Quote from USA Today Article : "They are used to being rescued, not defending the kingdom themselves," says Chris Miller, director of the second sequel in the computer-animated franchise that has grossed nearly $1.5 billion worldwide. "Fiona has to convince them to shed that role and save their own happily ever after."

Amy Poehler is Snow White

Maya Rudolph is Rapunzel

Cherie Oteri is Sleeping Beauty

Amy Sedaris is Cinderella

I have discussed the importance of casting with other animator friends and some feel it doesn't's all about what the animator does with the voice. I disagree completely.

Milt Kahl talks about casting for Medusa in The Rescurers in a paper from the 70's (I only have the talk in print form and cannot find it online anywhere - sorry). He spoke of how Geraldine Page really pushed him as an animator with her delivery of lines for the character - Medusa.

Geraldine Page: voice of Medusa in The Rescurers

Milt said,

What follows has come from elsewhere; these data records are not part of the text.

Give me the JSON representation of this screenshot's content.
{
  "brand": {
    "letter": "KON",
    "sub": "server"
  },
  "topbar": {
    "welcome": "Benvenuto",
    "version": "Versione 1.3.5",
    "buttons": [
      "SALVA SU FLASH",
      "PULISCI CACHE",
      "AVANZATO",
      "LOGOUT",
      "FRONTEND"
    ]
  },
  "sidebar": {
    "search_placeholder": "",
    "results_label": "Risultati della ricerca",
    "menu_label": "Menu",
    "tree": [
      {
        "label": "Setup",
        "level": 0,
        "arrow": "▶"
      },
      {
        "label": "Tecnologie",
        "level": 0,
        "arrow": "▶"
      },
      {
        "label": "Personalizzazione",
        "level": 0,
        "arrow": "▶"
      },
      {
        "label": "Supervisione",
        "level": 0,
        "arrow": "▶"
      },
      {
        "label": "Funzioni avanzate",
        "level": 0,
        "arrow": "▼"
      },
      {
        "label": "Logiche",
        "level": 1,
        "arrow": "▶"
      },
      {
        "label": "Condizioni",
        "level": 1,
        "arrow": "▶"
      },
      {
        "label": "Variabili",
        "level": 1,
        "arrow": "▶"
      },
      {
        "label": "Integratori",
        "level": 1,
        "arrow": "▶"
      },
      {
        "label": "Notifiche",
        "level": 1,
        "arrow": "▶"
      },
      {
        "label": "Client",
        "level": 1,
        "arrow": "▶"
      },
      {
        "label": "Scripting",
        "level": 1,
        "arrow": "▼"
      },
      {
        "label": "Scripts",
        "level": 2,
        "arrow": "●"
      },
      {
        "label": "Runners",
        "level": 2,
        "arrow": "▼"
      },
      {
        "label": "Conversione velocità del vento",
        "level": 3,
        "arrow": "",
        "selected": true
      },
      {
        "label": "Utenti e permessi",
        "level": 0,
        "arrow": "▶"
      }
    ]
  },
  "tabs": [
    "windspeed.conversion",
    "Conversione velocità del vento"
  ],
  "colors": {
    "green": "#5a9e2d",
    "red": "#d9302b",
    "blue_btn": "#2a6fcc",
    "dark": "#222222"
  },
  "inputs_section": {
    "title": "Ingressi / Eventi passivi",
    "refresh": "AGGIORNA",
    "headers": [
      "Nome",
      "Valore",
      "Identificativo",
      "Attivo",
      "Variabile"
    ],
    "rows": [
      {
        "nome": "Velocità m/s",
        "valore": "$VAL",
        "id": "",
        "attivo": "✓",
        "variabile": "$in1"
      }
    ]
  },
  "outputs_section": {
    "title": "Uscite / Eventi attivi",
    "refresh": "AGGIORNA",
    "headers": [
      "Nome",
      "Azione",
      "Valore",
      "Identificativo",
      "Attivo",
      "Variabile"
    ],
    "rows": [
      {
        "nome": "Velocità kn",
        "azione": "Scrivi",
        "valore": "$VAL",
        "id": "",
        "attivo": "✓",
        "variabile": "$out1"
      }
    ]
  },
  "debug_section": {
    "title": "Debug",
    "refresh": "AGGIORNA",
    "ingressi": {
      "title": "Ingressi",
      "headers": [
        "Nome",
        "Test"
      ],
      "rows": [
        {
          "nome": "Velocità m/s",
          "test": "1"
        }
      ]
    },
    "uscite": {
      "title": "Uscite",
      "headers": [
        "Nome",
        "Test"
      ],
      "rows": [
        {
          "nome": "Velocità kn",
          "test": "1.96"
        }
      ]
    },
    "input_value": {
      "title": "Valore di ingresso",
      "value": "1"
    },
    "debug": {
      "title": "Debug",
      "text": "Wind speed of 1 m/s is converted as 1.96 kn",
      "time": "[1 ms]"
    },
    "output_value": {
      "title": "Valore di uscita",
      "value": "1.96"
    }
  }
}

"If Medusa comes across it's also because the actress (voice) has a great deal to do with it. Geraldine Page is the voice. She's a magnificent actress. She forces you to 'plus' things. For instance, when she says that line 'Hightide or not, that little brat is going to find me that diamond TOMORROW!' she says everything with such intensity and hits all these words so hard that I had to find things for her to do where she could physically punch these words. You wouldn't want her to say that line and simply shake her fist. But it takes something physical like that. So I had to find extra things for her to do that she could do forcibly in order to put the guts in the animation that's in the dialogue. I found that instead of just sitting down on the stool, I have her pick up the stool which gives and accent there. She then slams it down in a new place and sits down on it and then has to jump it up to the dressing table. It gives you things that you can 'punch.' On the word 'tomorrow,' she takes one of her earrings off and slams it on the dressing table and we'll have a 'clackety-clack-clack' on the sound track."

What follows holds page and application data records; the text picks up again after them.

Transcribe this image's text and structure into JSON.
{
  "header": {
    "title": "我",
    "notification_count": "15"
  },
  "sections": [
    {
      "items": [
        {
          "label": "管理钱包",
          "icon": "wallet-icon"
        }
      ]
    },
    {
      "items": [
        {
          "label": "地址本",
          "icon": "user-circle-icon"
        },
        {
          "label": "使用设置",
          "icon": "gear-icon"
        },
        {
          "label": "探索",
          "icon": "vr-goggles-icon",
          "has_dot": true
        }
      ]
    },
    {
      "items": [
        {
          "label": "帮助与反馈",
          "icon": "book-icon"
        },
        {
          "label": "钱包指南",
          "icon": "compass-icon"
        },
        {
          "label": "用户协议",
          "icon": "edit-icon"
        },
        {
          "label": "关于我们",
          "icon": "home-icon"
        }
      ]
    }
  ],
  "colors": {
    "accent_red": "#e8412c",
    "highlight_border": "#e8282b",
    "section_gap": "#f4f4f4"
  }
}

Medusa Character from The Rescurers

In my own experience, I have found great little things the voice actor gave me to add subtlety and subtext to the scene. Melanie Griffith seems to clear her throat a little bit after delivering every line. She has this girlish way about her when you watch the footage as she does it. I tried to add that in my Margalo scene for Stuart Little 2 when she says "Well that was just talk and this is the real thing, hmmpf."

Another great little tidbit from the Milt Kahl discussion...he said:

You know this woman, Geraldine Page, is remarkable. I wasn't on the stage, but they had her in to find out whether they wanted to use her and whether or not she wanted to do it. They had this dialogue written which she didn't follow exactly. I heard this thing and thought, 'My god, this is the gal! This is your character!' I found about 100 feet there from the time she walks in until the time she left. I was really anxious to get going on this thing. That was the first stuff I did. There was one line that I toyed around with doing a little differently than I did, but she (Page) would have to say the line differently. I asked for the out-takes, thinking maybe she had said it in a different way in one of them, and there weren't any out-takes. This was her first time through it. Imagine that! That's quite amazing, really. This woman is terribly talented. For instance, when she says 'You are too soft,' she says, 'You are too soff--teh!' To think of that off the top of her head going through stuff for the first time I think is damn creative. This is what makes a great actress, really. I have nothing but respect for her. If the character Medusa is successful, you have to give a great deal of the credit to her. In the first place it's half the performance. In the second place, she compels you to get more out of your animation than you would otherwise.

So, hopefully some of these comedians will bring a new angle to the traditional animated princess? I find it an interesting choice that they have SNL comedians playing the roles of the princesses. Could bring a whole new light into what a modern day princess would really be like? Cheers Ang